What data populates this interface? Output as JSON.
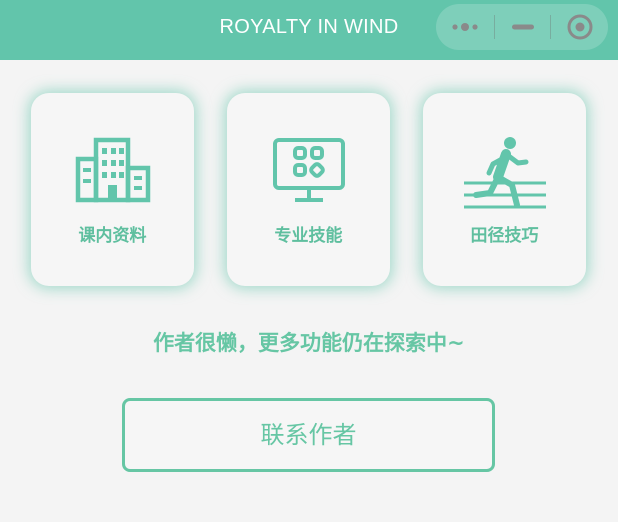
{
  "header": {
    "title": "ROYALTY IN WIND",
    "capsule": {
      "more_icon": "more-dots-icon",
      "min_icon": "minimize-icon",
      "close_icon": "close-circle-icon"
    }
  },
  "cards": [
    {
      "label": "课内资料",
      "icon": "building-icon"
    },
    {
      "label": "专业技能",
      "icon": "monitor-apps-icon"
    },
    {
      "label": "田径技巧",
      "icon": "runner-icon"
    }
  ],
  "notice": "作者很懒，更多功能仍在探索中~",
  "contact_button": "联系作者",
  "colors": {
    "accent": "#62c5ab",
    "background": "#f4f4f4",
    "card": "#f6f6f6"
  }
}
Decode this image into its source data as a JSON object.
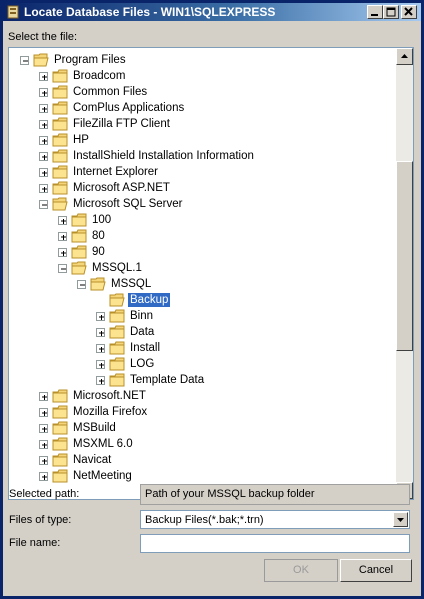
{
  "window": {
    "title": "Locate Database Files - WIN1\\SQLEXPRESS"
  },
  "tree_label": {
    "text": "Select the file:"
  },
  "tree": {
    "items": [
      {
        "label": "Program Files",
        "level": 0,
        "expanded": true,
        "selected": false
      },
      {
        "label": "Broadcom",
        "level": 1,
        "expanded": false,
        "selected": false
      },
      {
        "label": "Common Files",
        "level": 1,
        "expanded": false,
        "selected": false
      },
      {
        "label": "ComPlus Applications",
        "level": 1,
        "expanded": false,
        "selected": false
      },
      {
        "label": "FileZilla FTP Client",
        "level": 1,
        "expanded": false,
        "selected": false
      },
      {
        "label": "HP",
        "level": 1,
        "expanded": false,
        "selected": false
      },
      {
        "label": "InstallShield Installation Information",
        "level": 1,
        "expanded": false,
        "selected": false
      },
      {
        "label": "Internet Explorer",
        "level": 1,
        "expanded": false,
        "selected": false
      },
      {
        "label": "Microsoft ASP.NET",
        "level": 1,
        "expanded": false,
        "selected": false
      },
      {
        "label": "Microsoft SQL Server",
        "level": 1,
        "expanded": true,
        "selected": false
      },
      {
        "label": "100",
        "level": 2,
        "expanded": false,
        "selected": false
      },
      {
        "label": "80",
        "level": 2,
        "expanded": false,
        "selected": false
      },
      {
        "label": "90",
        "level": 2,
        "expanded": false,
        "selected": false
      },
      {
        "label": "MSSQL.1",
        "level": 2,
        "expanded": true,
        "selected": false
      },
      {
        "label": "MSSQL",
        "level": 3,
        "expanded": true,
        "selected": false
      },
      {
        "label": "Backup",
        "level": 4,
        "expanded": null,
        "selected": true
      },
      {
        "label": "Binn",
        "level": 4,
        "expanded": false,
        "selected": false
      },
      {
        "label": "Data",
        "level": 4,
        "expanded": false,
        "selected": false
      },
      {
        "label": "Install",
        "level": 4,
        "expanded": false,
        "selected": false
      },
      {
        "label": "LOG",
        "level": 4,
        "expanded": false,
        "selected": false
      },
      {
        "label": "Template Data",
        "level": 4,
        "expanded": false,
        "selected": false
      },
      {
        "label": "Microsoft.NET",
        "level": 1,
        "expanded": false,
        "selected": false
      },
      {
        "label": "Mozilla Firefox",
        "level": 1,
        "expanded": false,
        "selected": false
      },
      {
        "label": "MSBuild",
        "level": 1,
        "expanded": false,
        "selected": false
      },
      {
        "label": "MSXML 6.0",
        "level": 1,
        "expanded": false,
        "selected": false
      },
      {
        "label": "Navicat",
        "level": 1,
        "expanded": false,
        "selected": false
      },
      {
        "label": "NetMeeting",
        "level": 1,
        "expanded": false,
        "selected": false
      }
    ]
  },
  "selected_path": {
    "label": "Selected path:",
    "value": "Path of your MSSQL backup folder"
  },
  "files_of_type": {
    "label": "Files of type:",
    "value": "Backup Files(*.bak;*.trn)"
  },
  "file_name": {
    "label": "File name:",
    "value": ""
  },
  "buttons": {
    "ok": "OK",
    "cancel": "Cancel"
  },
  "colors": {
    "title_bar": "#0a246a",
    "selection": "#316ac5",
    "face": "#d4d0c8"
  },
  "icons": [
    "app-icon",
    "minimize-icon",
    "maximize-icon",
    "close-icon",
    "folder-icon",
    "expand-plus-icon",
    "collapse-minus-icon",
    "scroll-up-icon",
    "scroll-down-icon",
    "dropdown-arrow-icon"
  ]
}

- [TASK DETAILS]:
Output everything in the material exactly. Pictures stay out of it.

- [ANSWER SPACE]:
What data populates this interface? Output as JSON.
{
  "header": {
    "title": "ROYALTY IN WIND",
    "capsule": {
      "more_icon": "more-dots-icon",
      "min_icon": "minimize-icon",
      "close_icon": "close-circle-icon"
    }
  },
  "cards": [
    {
      "label": "课内资料",
      "icon": "building-icon"
    },
    {
      "label": "专业技能",
      "icon": "monitor-apps-icon"
    },
    {
      "label": "田径技巧",
      "icon": "runner-icon"
    }
  ],
  "notice": "作者很懒，更多功能仍在探索中~",
  "contact_button": "联系作者",
  "colors": {
    "accent": "#62c5ab",
    "background": "#f4f4f4",
    "card": "#f6f6f6"
  }
}
Decode this image into its source data as a JSON object.
{
  "window": {
    "title": "Locate Database Files - WIN1\\SQLEXPRESS"
  },
  "tree_label": {
    "text": "Select the file:"
  },
  "tree": {
    "items": [
      {
        "label": "Program Files",
        "level": 0,
        "expanded": true,
        "selected": false
      },
      {
        "label": "Broadcom",
        "level": 1,
        "expanded": false,
        "selected": false
      },
      {
        "label": "Common Files",
        "level": 1,
        "expanded": false,
        "selected": false
      },
      {
        "label": "ComPlus Applications",
        "level": 1,
        "expanded": false,
        "selected": false
      },
      {
        "label": "FileZilla FTP Client",
        "level": 1,
        "expanded": false,
        "selected": false
      },
      {
        "label": "HP",
        "level": 1,
        "expanded": false,
        "selected": false
      },
      {
        "label": "InstallShield Installation Information",
        "level": 1,
        "expanded": false,
        "selected": false
      },
      {
        "label": "Internet Explorer",
        "level": 1,
        "expanded": false,
        "selected": false
      },
      {
        "label": "Microsoft ASP.NET",
        "level": 1,
        "expanded": false,
        "selected": false
      },
      {
        "label": "Microsoft SQL Server",
        "level": 1,
        "expanded": true,
        "selected": false
      },
      {
        "label": "100",
        "level": 2,
        "expanded": false,
        "selected": false
      },
      {
        "label": "80",
        "level": 2,
        "expanded": false,
        "selected": false
      },
      {
        "label": "90",
        "level": 2,
        "expanded": false,
        "selected": false
      },
      {
        "label": "MSSQL.1",
        "level": 2,
        "expanded": true,
        "selected": false
      },
      {
        "label": "MSSQL",
        "level": 3,
        "expanded": true,
        "selected": false
      },
      {
        "label": "Backup",
        "level": 4,
        "expanded": null,
        "selected": true
      },
      {
        "label": "Binn",
        "level": 4,
        "expanded": false,
        "selected": false
      },
      {
        "label": "Data",
        "level": 4,
        "expanded": false,
        "selected": false
      },
      {
        "label": "Install",
        "level": 4,
        "expanded": false,
        "selected": false
      },
      {
        "label": "LOG",
        "level": 4,
        "expanded": false,
        "selected": false
      },
      {
        "label": "Template Data",
        "level": 4,
        "expanded": false,
        "selected": false
      },
      {
        "label": "Microsoft.NET",
        "level": 1,
        "expanded": false,
        "selected": false
      },
      {
        "label": "Mozilla Firefox",
        "level": 1,
        "expanded": false,
        "selected": false
      },
      {
        "label": "MSBuild",
        "level": 1,
        "expanded": false,
        "selected": false
      },
      {
        "label": "MSXML 6.0",
        "level": 1,
        "expanded": false,
        "selected": false
      },
      {
        "label": "Navicat",
        "level": 1,
        "expanded": false,
        "selected": false
      },
      {
        "label": "NetMeeting",
        "level": 1,
        "expanded": false,
        "selected": false
      }
    ]
  },
  "selected_path": {
    "label": "Selected path:",
    "value": "Path of your MSSQL backup folder"
  },
  "files_of_type": {
    "label": "Files of type:",
    "value": "Backup Files(*.bak;*.trn)"
  },
  "file_name": {
    "label": "File name:",
    "value": ""
  },
  "buttons": {
    "ok": "OK",
    "cancel": "Cancel"
  },
  "colors": {
    "title_bar": "#0a246a",
    "selection": "#316ac5",
    "face": "#d4d0c8"
  },
  "icons": [
    "app-icon",
    "minimize-icon",
    "maximize-icon",
    "close-icon",
    "folder-icon",
    "expand-plus-icon",
    "collapse-minus-icon",
    "scroll-up-icon",
    "scroll-down-icon",
    "dropdown-arrow-icon"
  ]
}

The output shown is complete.